December 14, 2020—Ottawa From: Immigration, Refugees and Citizenship Canada
The Honourable Marco E. L. Mendicino, Minister of Immigration, Refugees and Citizenship announced changes to make the Rural and Northern Immigration Pilot (RNIP) more flexible for applicants and welcomed the first two practical nurses under the Pilot to Sault St. Marie.
The Rural and Northern Immigration Pilot is a community-driven program that spreads the benefits of economic immigration to smaller communities. It helps these communities to attract the workers they need by creating a path to permanent residence for skilled foreign workers.
Under the changes to the program, candidates will no longer have to obtain eligible work experience over a continuous period of time. Instead, they can demonstrate that they have accumulated the required 1 year of eligible work experience (1,560 hours) in the 3 years preceding their application, even if there were breaks in their employment. The policy applies to all applications received under the Pilot, as well as all future applications going forward.
Altering this requirement ensures that candidates are not penalized for short breaks in their employment history, including temporary work interruptions or layoffs caused by the pandemic.

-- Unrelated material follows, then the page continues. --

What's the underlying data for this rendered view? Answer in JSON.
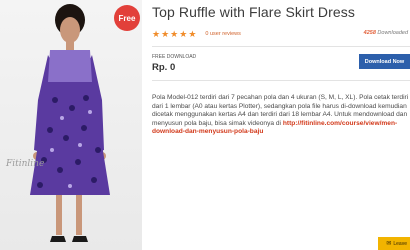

Immigration, Refugees and Citizenship Canada has also introduced a temporary measure that allows RNIP applicants who are waiting for a decision on their permanent residence application to apply for a work permit without being penalized due to processing delays caused by the pandemic.
These measures come as IRCC announces the first permanent residents accepted under RNIP. Minister Mendicino spoke of how proud he was to welcome Alexander Nangpukin Likilasua and Brilla Mercy Kunjumon, who are working as licensed practical nurses in Sault Ste. Marie, and how grateful he is for their service and dedication to their patients during the pandemic.
“Newcomers have played an outsized role in our hospitals and long-term care homes during the pandemic. They also account for roughly one in four of Canada’s licensed practical nurses—like Alexander and Brilla—and one in three of our family doctors and pharmacists. The Rural and Northern Immigration Pilot, and other pilots, are helping to get the workers we need to places like Sault Ste. Marie, where we need them. We’re going to continue working to ensure that the benefits of immigration are felt in cities and towns across our country.”
– The Honourable Marco E. L. Mendicino, P.C., M.P., Minister of Immigration, Refugees and Citizenship
“Strong economies in rural Canada benefit all Canadians. That’s why our government has invested in universal broadband and rural infrastructure, and so strongly supported our growers and producers. Our government has heard from rural leaders across the country. We have heard the call for growing the skilled workforce in rural communities through immigration. The Rural and Northern Immigration Pilot will create jobs and increase Canada’s competitive advantage.”
– The Honourable Maryam Monsef, P.C., M.P., Minister for Women and Gender Equality and Rural Economic Development
Immigrants account for 1 out of every 4 health-care workers.
Immigrants make up 36% of all pharmacists and family physicians across Canada, as well as 39% of all dentists, 27% of all licensed practical nurses and 35% of nurse aides and related occupations.
More than 40% of all newcomers to Canada between 2011 and 2016 who were working in the health-care sector were employed in the important areas of nursing and residential care facilities, as well as home health-care services.
Participating RNIP communities are: Thunder Bay, Sault Ste. Marie, Sudbury, Timmins and North Bay, Ontario; Gretna-Rhineland-Altona-Plum Coulee and Brandon, Manitoba; Moose Jaw, Saskatchewan; Claresholm, Alberta; and West Kootenay and Vernon, British Columbia
Communities are responsible for candidate recruitment and the recommendation for permanent residence.
RNIP is an example of new community-driven and industry-specific approaches the Government is taking to immigration. Others include the Atlantic Immigration Pilot and the Agri-Food Pilot.